Supplied entries =>
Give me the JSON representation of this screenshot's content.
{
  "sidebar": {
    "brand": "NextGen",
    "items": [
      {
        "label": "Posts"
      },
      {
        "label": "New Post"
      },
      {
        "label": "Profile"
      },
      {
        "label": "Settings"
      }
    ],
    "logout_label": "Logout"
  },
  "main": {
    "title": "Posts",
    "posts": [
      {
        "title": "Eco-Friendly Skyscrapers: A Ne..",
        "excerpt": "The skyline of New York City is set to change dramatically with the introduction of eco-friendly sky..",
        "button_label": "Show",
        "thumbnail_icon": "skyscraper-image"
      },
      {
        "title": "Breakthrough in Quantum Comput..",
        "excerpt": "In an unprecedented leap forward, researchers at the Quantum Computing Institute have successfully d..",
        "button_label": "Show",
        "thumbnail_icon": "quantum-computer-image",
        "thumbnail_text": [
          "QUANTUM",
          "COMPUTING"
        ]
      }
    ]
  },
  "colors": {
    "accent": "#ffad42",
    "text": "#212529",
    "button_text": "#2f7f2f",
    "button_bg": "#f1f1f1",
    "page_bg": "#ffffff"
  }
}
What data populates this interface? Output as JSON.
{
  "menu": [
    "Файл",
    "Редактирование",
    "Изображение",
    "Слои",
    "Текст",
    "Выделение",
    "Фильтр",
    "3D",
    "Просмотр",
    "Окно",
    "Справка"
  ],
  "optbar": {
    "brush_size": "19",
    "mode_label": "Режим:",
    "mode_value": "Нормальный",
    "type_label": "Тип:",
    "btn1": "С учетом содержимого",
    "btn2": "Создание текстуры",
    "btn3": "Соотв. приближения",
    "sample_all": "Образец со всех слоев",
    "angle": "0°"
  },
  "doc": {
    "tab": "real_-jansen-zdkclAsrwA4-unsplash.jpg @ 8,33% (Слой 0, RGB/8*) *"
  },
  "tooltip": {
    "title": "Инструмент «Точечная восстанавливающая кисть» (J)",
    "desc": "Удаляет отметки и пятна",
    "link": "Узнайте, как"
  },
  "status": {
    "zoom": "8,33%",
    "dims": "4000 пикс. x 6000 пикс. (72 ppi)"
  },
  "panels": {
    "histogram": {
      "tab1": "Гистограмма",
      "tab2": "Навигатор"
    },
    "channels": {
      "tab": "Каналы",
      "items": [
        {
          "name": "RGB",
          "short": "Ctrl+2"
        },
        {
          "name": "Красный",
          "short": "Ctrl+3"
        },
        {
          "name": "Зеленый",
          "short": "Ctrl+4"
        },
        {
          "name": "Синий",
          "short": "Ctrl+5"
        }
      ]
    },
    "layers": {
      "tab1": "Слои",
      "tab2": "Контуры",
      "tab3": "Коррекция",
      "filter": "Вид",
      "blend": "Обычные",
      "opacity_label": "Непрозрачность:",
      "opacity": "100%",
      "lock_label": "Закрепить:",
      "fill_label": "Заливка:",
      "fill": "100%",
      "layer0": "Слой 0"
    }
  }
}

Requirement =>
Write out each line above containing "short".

Output below =>
          "short": "Ctrl+2"
          "short": "Ctrl+3"
          "short": "Ctrl+4"
          "short": "Ctrl+5"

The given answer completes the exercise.